The new law, believed to be the first in the nation, allows courts to consider if a claim is deceptive, specifies factors that can be considered as evidence, and provides for damages or relief to Vermont companies wrongly pressured into paying licensing fees or a settlement. The Vermont attorney general also can conduct civil investigations and bring civil action against violators.
"This bill will help to protect our good Vermont businesses from unscrupulous patent trolls who take advantage of them through bad faith claims of patent infringement. It will help us grow jobs," the governor said...
...Coinciding with the new law, the state filed a lawsuit Wednesday accusing a Delaware company of patent trolling. The attorney general's office sued Wilmington-based MPHJ Technology Investments and its 40 subsidiary companies operating in Vermont.
The office alleged that MPHJ claimed to have a patent on the process of scanning documents and attaching them to emails via a network and that MPHJ sent letters making deceptive statements to small businesses in Vermont, demanded money, and threatened litigation over licensing fees
Vt Gov Signs Novel Law Against False Patent Claims [Lisa Rathke/Associated Press]
I write books.

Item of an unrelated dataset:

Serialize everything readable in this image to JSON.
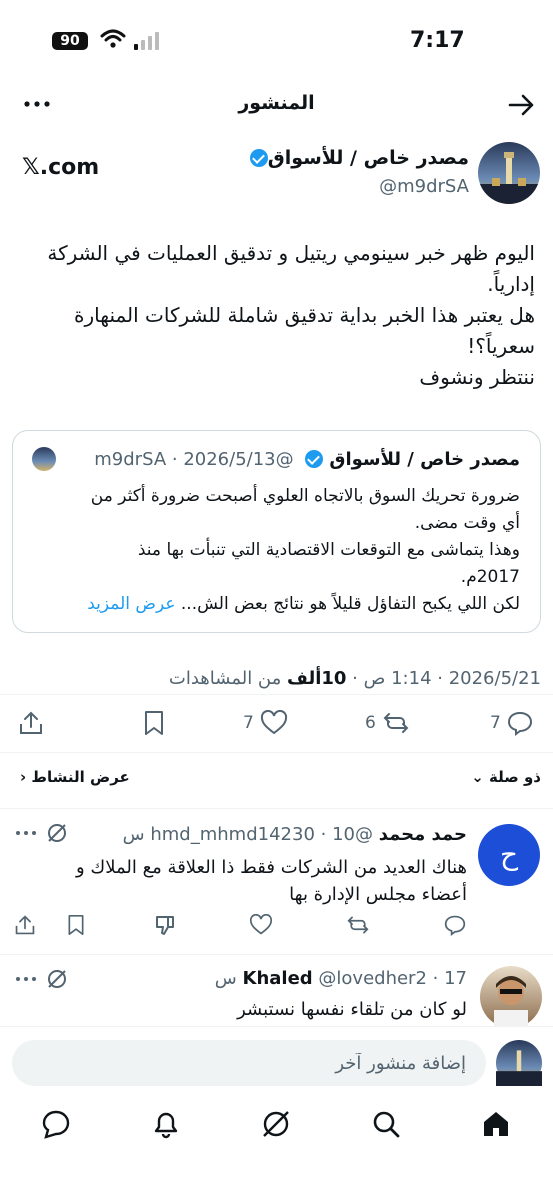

My latest is a YA science fiction novel called Homeland (it's the sequel to Little Brother). More books: Rapture of the Nerds (a novel, with Charlie Stross); With a Little Help (short stories); and The Great Big Beautiful Tomorrow (novella and nonfic). I speak all over the place and I tweet and tumble, too.